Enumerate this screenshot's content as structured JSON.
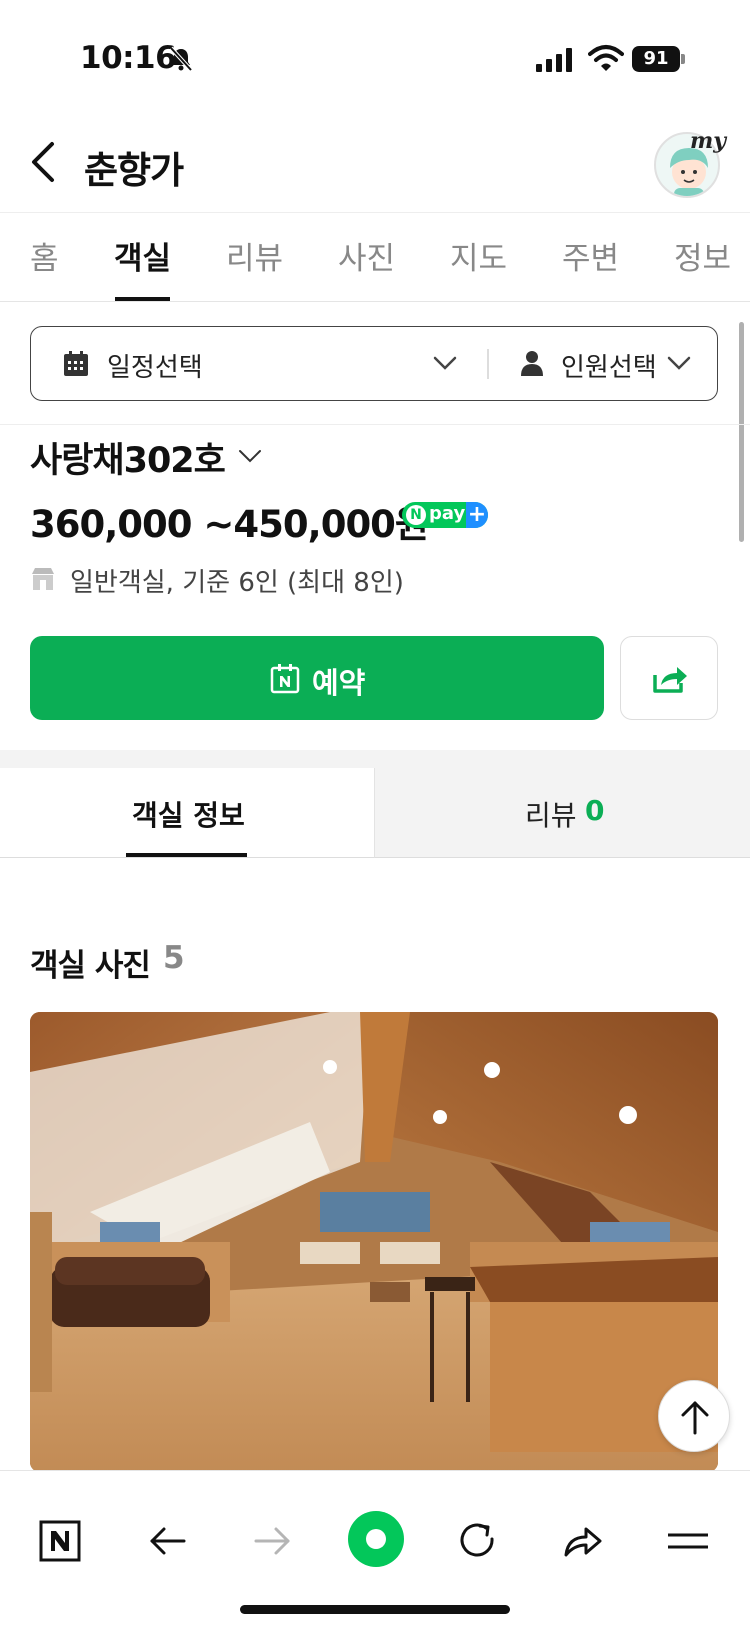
{
  "status_bar": {
    "time": "10:16",
    "battery": "91"
  },
  "header": {
    "title": "춘향가",
    "avatar_label": "my"
  },
  "tabs": [
    {
      "label": "홈",
      "active": false
    },
    {
      "label": "객실",
      "active": true
    },
    {
      "label": "리뷰",
      "active": false
    },
    {
      "label": "사진",
      "active": false
    },
    {
      "label": "지도",
      "active": false
    },
    {
      "label": "주변",
      "active": false
    },
    {
      "label": "정보",
      "active": false
    }
  ],
  "selector": {
    "date_label": "일정선택",
    "people_label": "인원선택"
  },
  "room": {
    "name": "사랑채302호",
    "price": "360,000 ~450,000원",
    "npay": {
      "n": "N",
      "text": "pay",
      "plus": "+"
    },
    "type": "일반객실, 기준 6인 (최대 8인)"
  },
  "actions": {
    "reserve_label": "예약"
  },
  "subtabs": {
    "info_label": "객실 정보",
    "review_label": "리뷰",
    "review_count": "0"
  },
  "photos": {
    "title": "객실 사진",
    "count": "5"
  },
  "colors": {
    "accent": "#0bae55",
    "npay_green": "#03c75a",
    "npay_blue": "#1e8fff"
  },
  "icons": {
    "status": [
      "bell-slash-icon",
      "signal-icon",
      "wifi-icon",
      "battery-icon"
    ],
    "bottom_bar": [
      "naver-n-icon",
      "arrow-left-icon",
      "arrow-right-icon",
      "green-dot-icon",
      "refresh-icon",
      "share-arrow-icon",
      "menu-icon"
    ]
  }
}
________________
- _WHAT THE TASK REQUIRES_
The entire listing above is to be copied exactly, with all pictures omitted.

- _TASK SOLUTION_
Enumerate this screenshot's content as structured JSON.
{
  "status_bar": {
    "time": "10:16",
    "battery": "91"
  },
  "header": {
    "title": "춘향가",
    "avatar_label": "my"
  },
  "tabs": [
    {
      "label": "홈",
      "active": false
    },
    {
      "label": "객실",
      "active": true
    },
    {
      "label": "리뷰",
      "active": false
    },
    {
      "label": "사진",
      "active": false
    },
    {
      "label": "지도",
      "active": false
    },
    {
      "label": "주변",
      "active": false
    },
    {
      "label": "정보",
      "active": false
    }
  ],
  "selector": {
    "date_label": "일정선택",
    "people_label": "인원선택"
  },
  "room": {
    "name": "사랑채302호",
    "price": "360,000 ~450,000원",
    "npay": {
      "n": "N",
      "text": "pay",
      "plus": "+"
    },
    "type": "일반객실, 기준 6인 (최대 8인)"
  },
  "actions": {
    "reserve_label": "예약"
  },
  "subtabs": {
    "info_label": "객실 정보",
    "review_label": "리뷰",
    "review_count": "0"
  },
  "photos": {
    "title": "객실 사진",
    "count": "5"
  },
  "colors": {
    "accent": "#0bae55",
    "npay_green": "#03c75a",
    "npay_blue": "#1e8fff"
  },
  "icons": {
    "status": [
      "bell-slash-icon",
      "signal-icon",
      "wifi-icon",
      "battery-icon"
    ],
    "bottom_bar": [
      "naver-n-icon",
      "arrow-left-icon",
      "arrow-right-icon",
      "green-dot-icon",
      "refresh-icon",
      "share-arrow-icon",
      "menu-icon"
    ]
  }
}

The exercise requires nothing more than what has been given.